ON THE contrary, it could rescue Israel’s threatened democracy. Netanyahu’s rigid refusal to delay much less compromise until faced with broad national uprising could make this an inflection point that will bring down the most extreme right-wing government in Israel’s history.
The protesters crossed the political spectrum from center-right to Left. In a last-minute effort to prevent a pause, Ben-Gvir and Finance Minister Bezalel Smotrich, leaders of the extremist Otzma Yehudit and Religious Zionist Party respectively called out their followers to mount counter demonstrations.
By the time the pair agreed to a pause, the nation was paralyzed. The Histadrut labor movement had called a general strike; airports and border crossings were shut down; businesses shuttered; schools and hospitals closed; families of fallen soldiers called for a boycott of upcoming Remembrance Day ceremonies; elite units of the military joined protesters and hundreds of military reservists threatened to refuse to sign up for duty.
The threat goes well beyond the nation’s borders. Israel’s global standing has been undermined by the far-right government’s plot to destroy independent judiciary.
President Joe Biden and leaders of Israel’s most important allies – Britain, France and Germany – personally warned Netanyahu they consider the overhaul a threat to democracy. The American president phoned Netanyahu to express his deep concern and tell him “democratic values... must remain a hallmark” of the relationship.
Also last week, Israeli Ambassador Michael Herzog was summoned to the State Department for an unusual reprimand expressing concern over Knesset’s partial repeal of the 2005 disengagement law. Netanyahu brushed it off.
A “source close to the prime minister” – which reporters say often means Netanyahu himself – told reporters during his trip to London last week that US-Israel relations “aren’t fraying, they remain stable and consistent.” That may come as a surprise to Biden, to US officials and many American Jewish leaders who privately say they are deeply troubled by the chaos now consuming the nation and threatening its democracy.

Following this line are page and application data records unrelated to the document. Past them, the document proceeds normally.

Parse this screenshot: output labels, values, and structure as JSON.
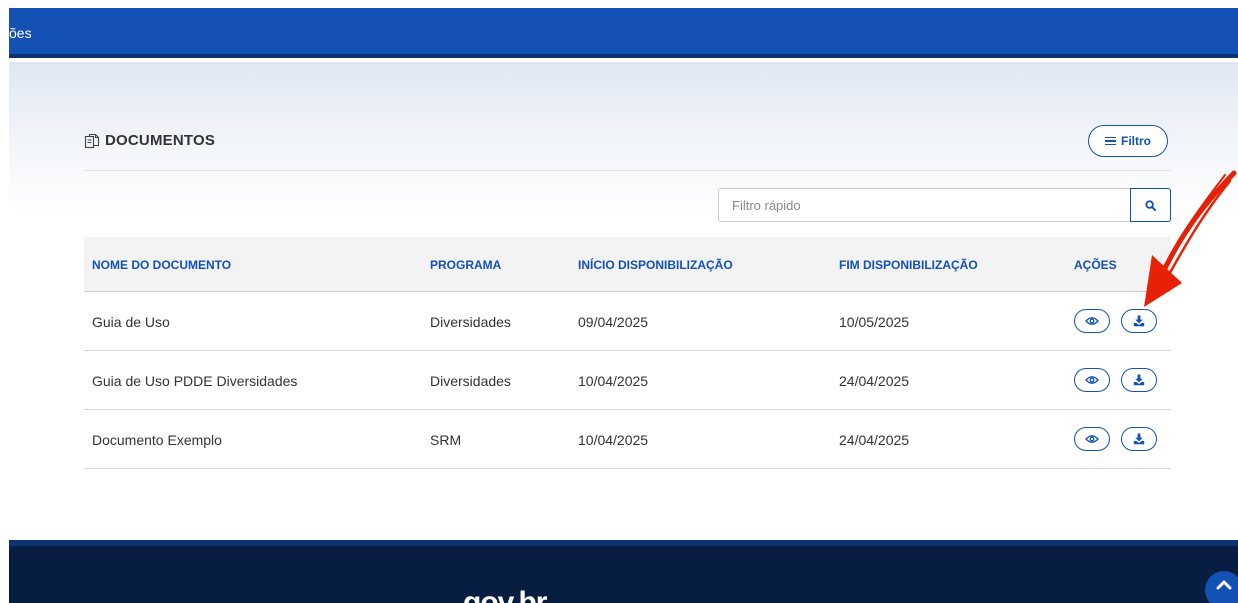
{
  "topbar": {
    "text": "ões",
    "color": "#1351b4"
  },
  "documents": {
    "title": "DOCUMENTOS",
    "filter_button_label": "Filtro",
    "search": {
      "placeholder": "Filtro rápido",
      "value": ""
    }
  },
  "table": {
    "headers": [
      "NOME DO DOCUMENTO",
      "PROGRAMA",
      "INÍCIO DISPONIBILIZAÇÃO",
      "FIM DISPONIBILIZAÇÃO",
      "AÇÕES"
    ],
    "rows": [
      {
        "name": "Guia de Uso",
        "program": "Diversidades",
        "start": "09/04/2025",
        "end": "10/05/2025"
      },
      {
        "name": "Guia de Uso PDDE Diversidades",
        "program": "Diversidades",
        "start": "10/04/2025",
        "end": "24/04/2025"
      },
      {
        "name": "Documento Exemplo",
        "program": "SRM",
        "start": "10/04/2025",
        "end": "24/04/2025"
      }
    ]
  },
  "footer": {
    "logo": "gov.br"
  },
  "icons": {
    "documents": "files-icon",
    "filter": "menu-icon",
    "search": "search-icon",
    "view": "eye-icon",
    "download": "download-icon",
    "scroll_top": "chevron-up-icon"
  },
  "colors": {
    "primary": "#1351b4",
    "footer": "#071d41",
    "annotation_arrow": "#e52207"
  }
}
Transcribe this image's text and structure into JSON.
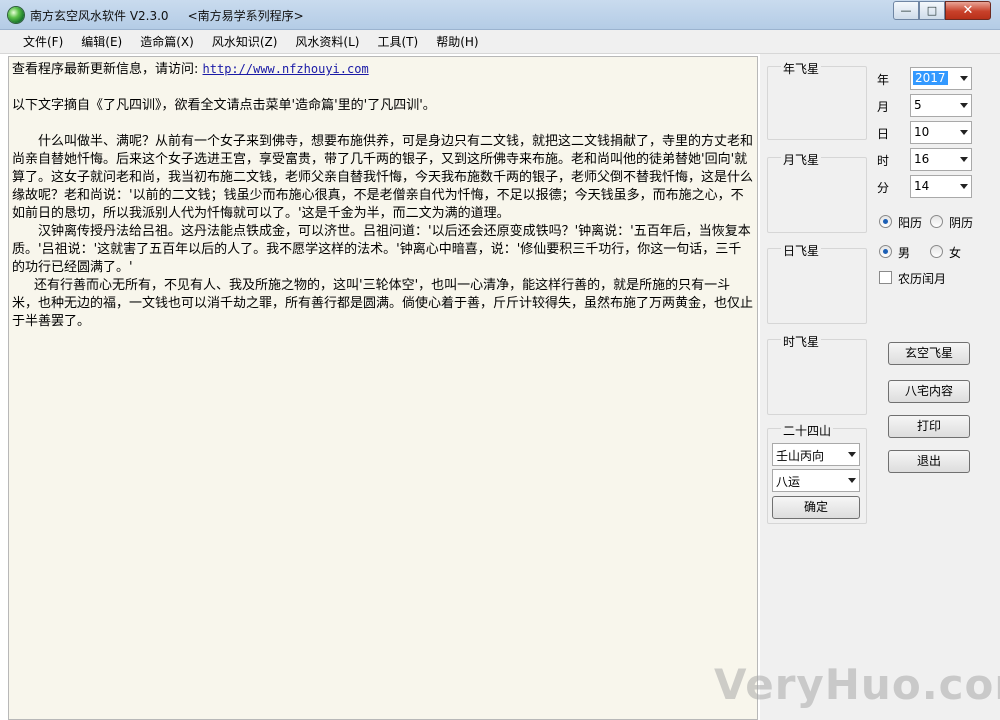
{
  "window": {
    "title": "南方玄空风水软件 V2.3.0     <南方易学系列程序>",
    "minimize": "—",
    "maximize": "□",
    "close": "✕"
  },
  "menu": [
    "文件(F)",
    "编辑(E)",
    "造命篇(X)",
    "风水知识(Z)",
    "风水资料(L)",
    "工具(T)",
    "帮助(H)"
  ],
  "content": {
    "update_prefix": "查看程序最新更新信息，请访问: ",
    "update_url": "http://www.nfzhouyi.com",
    "intro": "以下文字摘自《了凡四训》，欲看全文请点击菜单'造命篇'里的'了凡四训'。",
    "para1": "什么叫做半、满呢？从前有一个女子来到佛寺，想要布施供养，可是身边只有二文钱，就把这二文钱捐献了，寺里的方丈老和尚亲自替她忏悔。后来这个女子选进王宫，享受富贵，带了几千两的银子，又到这所佛寺来布施。老和尚叫他的徒弟替她'回向'就算了。这女子就问老和尚，我当初布施二文钱，老师父亲自替我忏悔，今天我布施数千两的银子，老师父倒不替我忏悔，这是什么缘故呢？老和尚说：'以前的二文钱；钱虽少而布施心很真，不是老僧亲自代为忏悔，不足以报德；今天钱虽多，而布施之心，不如前日的恳切，所以我派别人代为忏悔就可以了。'这是千金为半，而二文为满的道理。",
    "para2": "汉钟离传授丹法给吕祖。这丹法能点铁成金，可以济世。吕祖问道：'以后还会还原变成铁吗？'钟离说：'五百年后，当恢复本质。'吕祖说：'这就害了五百年以后的人了。我不愿学这样的法术。'钟离心中暗喜，说：'修仙要积三千功行，你这一句话，三千的功行已经圆满了。'",
    "para3": "还有行善而心无所有，不见有人、我及所施之物的，这叫'三轮体空'，也叫一心清净，能这样行善的，就是所施的只有一斗米，也种无边的福，一文钱也可以消千劫之罪，所有善行都是圆满。倘使心着于善，斤斤计较得失，虽然布施了万两黄金，也仅止于半善罢了。"
  },
  "panel": {
    "groups": {
      "year_star": "年飞星",
      "month_star": "月飞星",
      "day_star": "日飞星",
      "hour_star": "时飞星",
      "mountains": "二十四山"
    },
    "fields": {
      "year_label": "年",
      "year_value": "2017",
      "month_label": "月",
      "month_value": "5",
      "day_label": "日",
      "day_value": "10",
      "hour_label": "时",
      "hour_value": "16",
      "minute_label": "分",
      "minute_value": "14"
    },
    "calendar": {
      "solar": "阳历",
      "lunar": "阴历",
      "selected": "solar"
    },
    "gender": {
      "male": "男",
      "female": "女",
      "selected": "male"
    },
    "leap_month": {
      "label": "农历闰月",
      "checked": false
    },
    "buttons": {
      "xuankong": "玄空飞星",
      "bazhai": "八宅内容",
      "print": "打印",
      "exit": "退出",
      "confirm": "确定"
    },
    "mountain_value": "壬山丙向",
    "period_value": "八运"
  },
  "watermark": "VeryHuo.com"
}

Israel’s relations with friendly Arab states, like Egypt, Jordan and United Arab Emirates, are also strained.
If Israel’s allies are worried about the chaos gripping the country, its enemies are rejoicing, which explains why the fired defense minister and his predecessor called the government’s assault on the independent judiciary a danger to Israel’s national security.

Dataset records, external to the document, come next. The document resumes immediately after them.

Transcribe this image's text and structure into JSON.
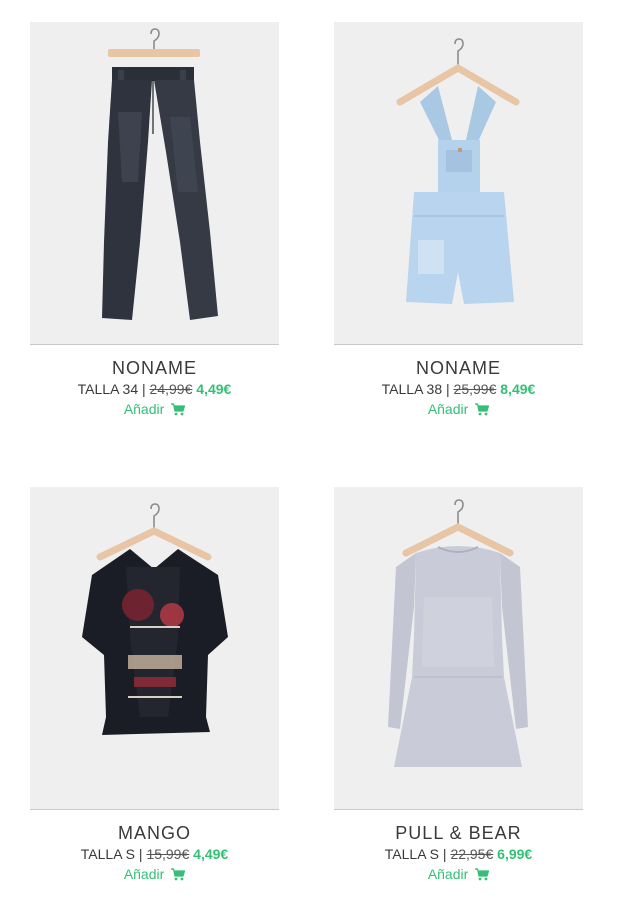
{
  "accent_color": "#35bf75",
  "products": [
    {
      "brand": "NONAME",
      "size": "TALLA 34",
      "separator": "|",
      "old_price": "24,99€",
      "price": "4,49€",
      "add_label": "Añadir",
      "add_icon": "shopping-cart-icon",
      "image": "dark-jeans-on-hanger"
    },
    {
      "brand": "NONAME",
      "size": "TALLA 38",
      "separator": "|",
      "old_price": "25,99€",
      "price": "8,49€",
      "add_label": "Añadir",
      "add_icon": "shopping-cart-icon",
      "image": "denim-short-overalls-on-hanger"
    },
    {
      "brand": "MANGO",
      "size": "TALLA S",
      "separator": "|",
      "old_price": "15,99€",
      "price": "4,49€",
      "add_label": "Añadir",
      "add_icon": "shopping-cart-icon",
      "image": "black-printed-top-on-hanger"
    },
    {
      "brand": "PULL & BEAR",
      "size": "TALLA S",
      "separator": "|",
      "old_price": "22,95€",
      "price": "6,99€",
      "add_label": "Añadir",
      "add_icon": "shopping-cart-icon",
      "image": "grey-knit-dress-on-hanger"
    }
  ]
}
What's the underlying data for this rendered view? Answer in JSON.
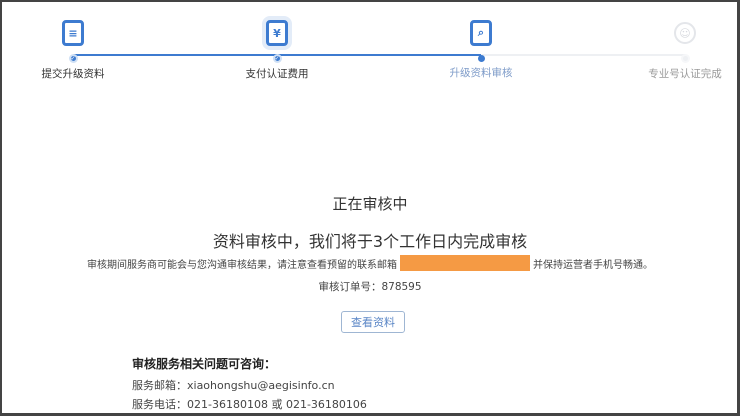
{
  "steps": [
    {
      "label": "提交升级资料",
      "icon": "document-icon",
      "state": "done"
    },
    {
      "label": "支付认证费用",
      "icon": "yen-icon",
      "state": "done"
    },
    {
      "label": "升级资料审核",
      "icon": "document-search-icon",
      "state": "current"
    },
    {
      "label": "专业号认证完成",
      "icon": "smile-icon",
      "state": "pending"
    }
  ],
  "main": {
    "status_title": "正在审核中",
    "subtitle": "资料审核中，我们将于3个工作日内完成审核",
    "notice_before": "审核期间服务商可能会与您沟通审核结果，请注意查看预留的联系邮箱",
    "notice_after": "并保持运营者手机号畅通。",
    "order_label": "审核订单号：",
    "order_number": "878595",
    "view_button": "查看资料"
  },
  "contact": {
    "heading": "审核服务相关问题可咨询：",
    "email_label": "服务邮箱：",
    "email": "xiaohongshu@aegisinfo.cn",
    "phone_label": "服务电话：",
    "phone": "021-36180108 或 021-36180106"
  },
  "colors": {
    "accent": "#3d7bd0",
    "redaction": "#f59a44"
  }
}
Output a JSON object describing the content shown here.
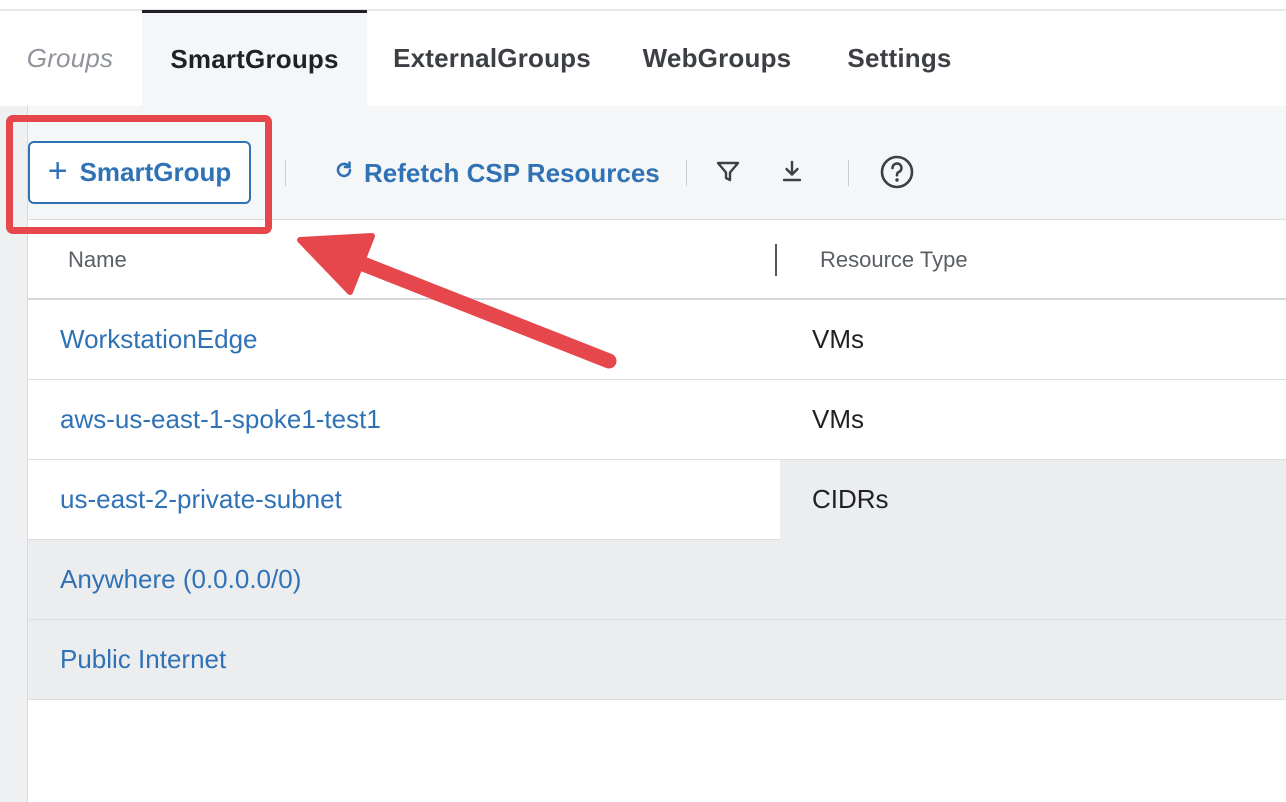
{
  "tabs": {
    "section_label": "Groups",
    "items": [
      {
        "label": "SmartGroups",
        "active": true
      },
      {
        "label": "ExternalGroups"
      },
      {
        "label": "WebGroups"
      },
      {
        "label": "Settings"
      }
    ]
  },
  "toolbar": {
    "add_label": "SmartGroup",
    "refetch_label": "Refetch CSP Resources",
    "icons": [
      "filter-icon",
      "download-icon",
      "help-icon"
    ]
  },
  "table": {
    "columns": [
      "Name",
      "Resource Type"
    ],
    "rows": [
      {
        "name": "WorkstationEdge",
        "type": "VMs"
      },
      {
        "name": "aws-us-east-1-spoke1-test1",
        "type": "VMs"
      },
      {
        "name": "us-east-2-private-subnet",
        "type": "CIDRs"
      },
      {
        "name": "Anywhere (0.0.0.0/0)",
        "type": ""
      },
      {
        "name": "Public Internet",
        "type": ""
      }
    ]
  },
  "colors": {
    "accent": "#2f72b6",
    "annotation": "#e5474d"
  }
}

Defense officials have told the media that Israel’s deterrence is eroding at a time of escalating threats from Iran, Palestinian terror and Tehran smuggling advanced weapons through Syria to its proxies on Israel’s borders.

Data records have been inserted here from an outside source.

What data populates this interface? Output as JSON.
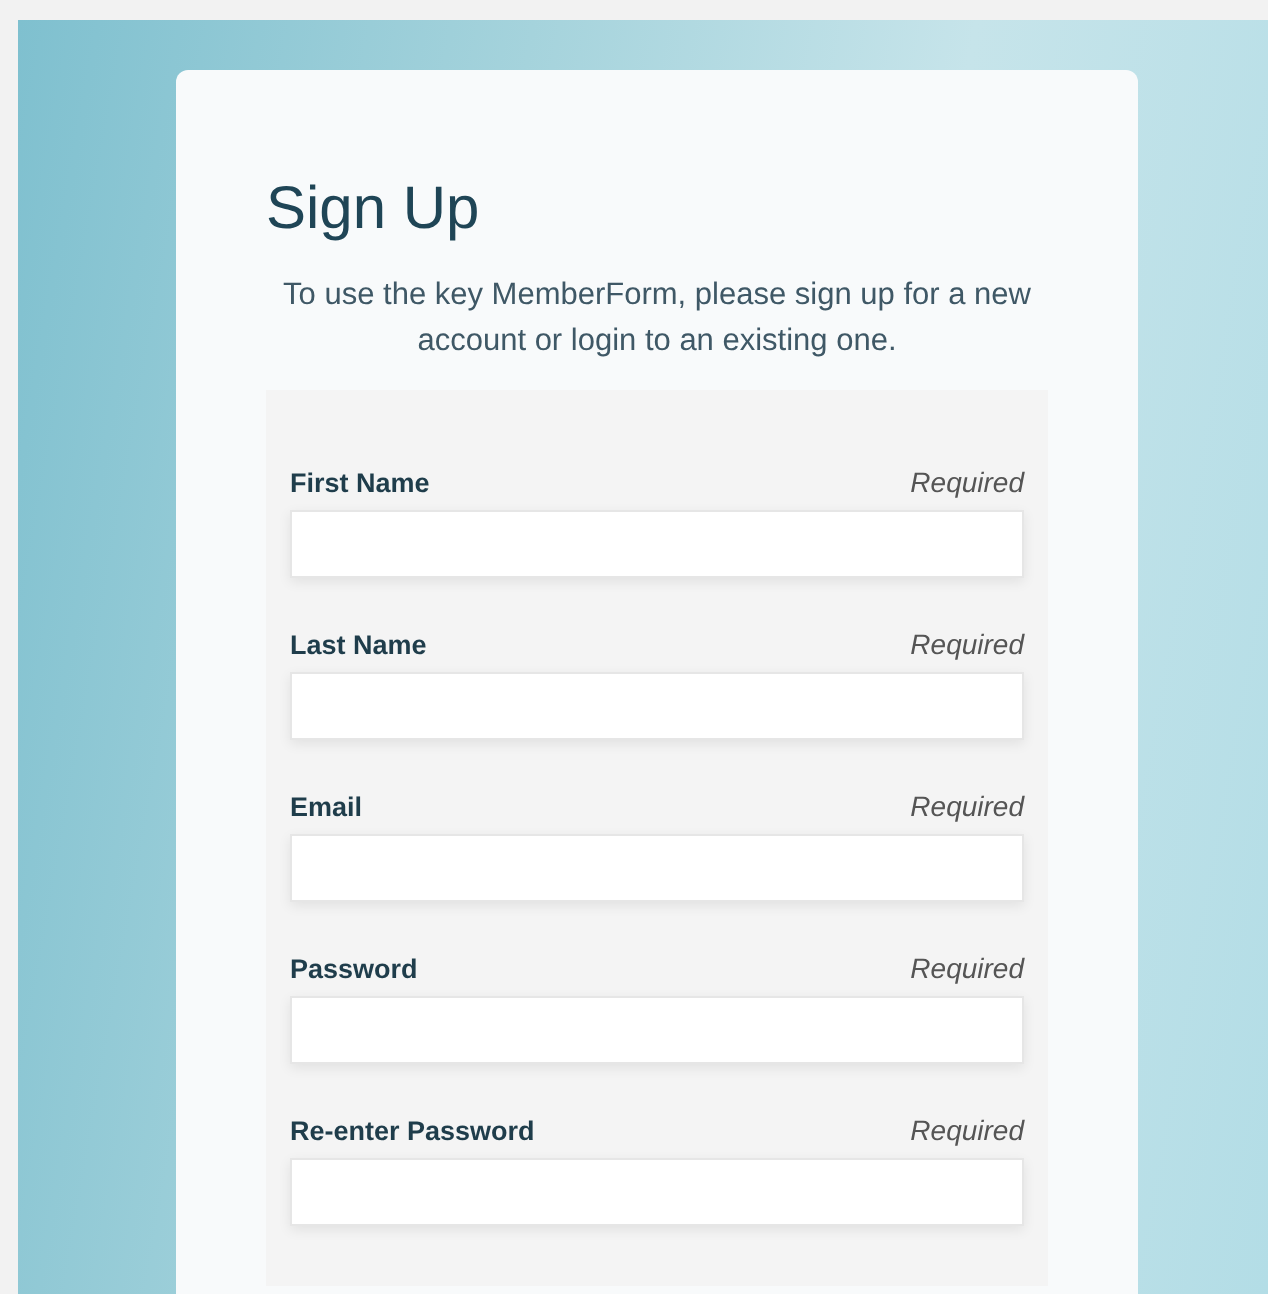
{
  "title": "Sign Up",
  "intro": "To use the key MemberForm, please sign up for a new account or login to an existing one.",
  "fields": [
    {
      "label": "First Name",
      "hint": "Required"
    },
    {
      "label": "Last Name",
      "hint": "Required"
    },
    {
      "label": "Email",
      "hint": "Required"
    },
    {
      "label": "Password",
      "hint": "Required"
    },
    {
      "label": "Re-enter Password",
      "hint": "Required"
    }
  ]
}
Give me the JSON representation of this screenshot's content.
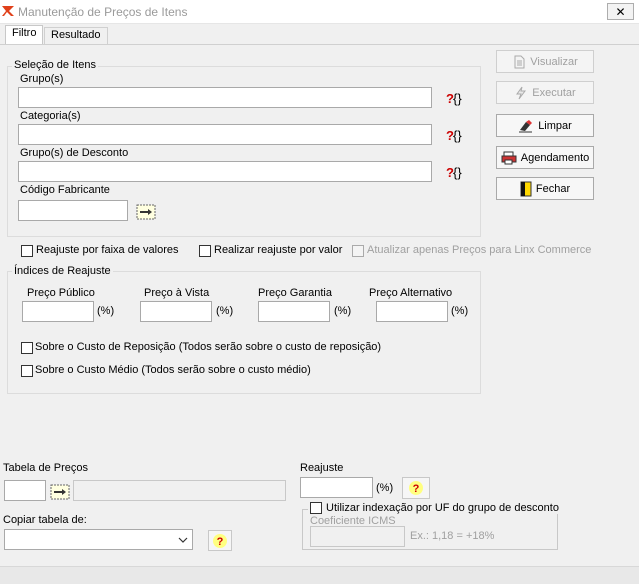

And if his effort to hold his government together includes ceding even more power to its extremists to deal with the Palestinians, the tinder box Netanyahu has created could erupt into a full-scale conflagration.
Several surveys taken this week by pollsters Right and Left showed that if elections were held today, Netanyahu and his extremist allies would be driven out of office, according to i24 News. That could signal a defeat for authoritarian rule and a victory for Israeli democracy.
The writer is a Washington-based journalist, a consultant, a lobbyist and a former American Israel Public Affairs Committee legislative director.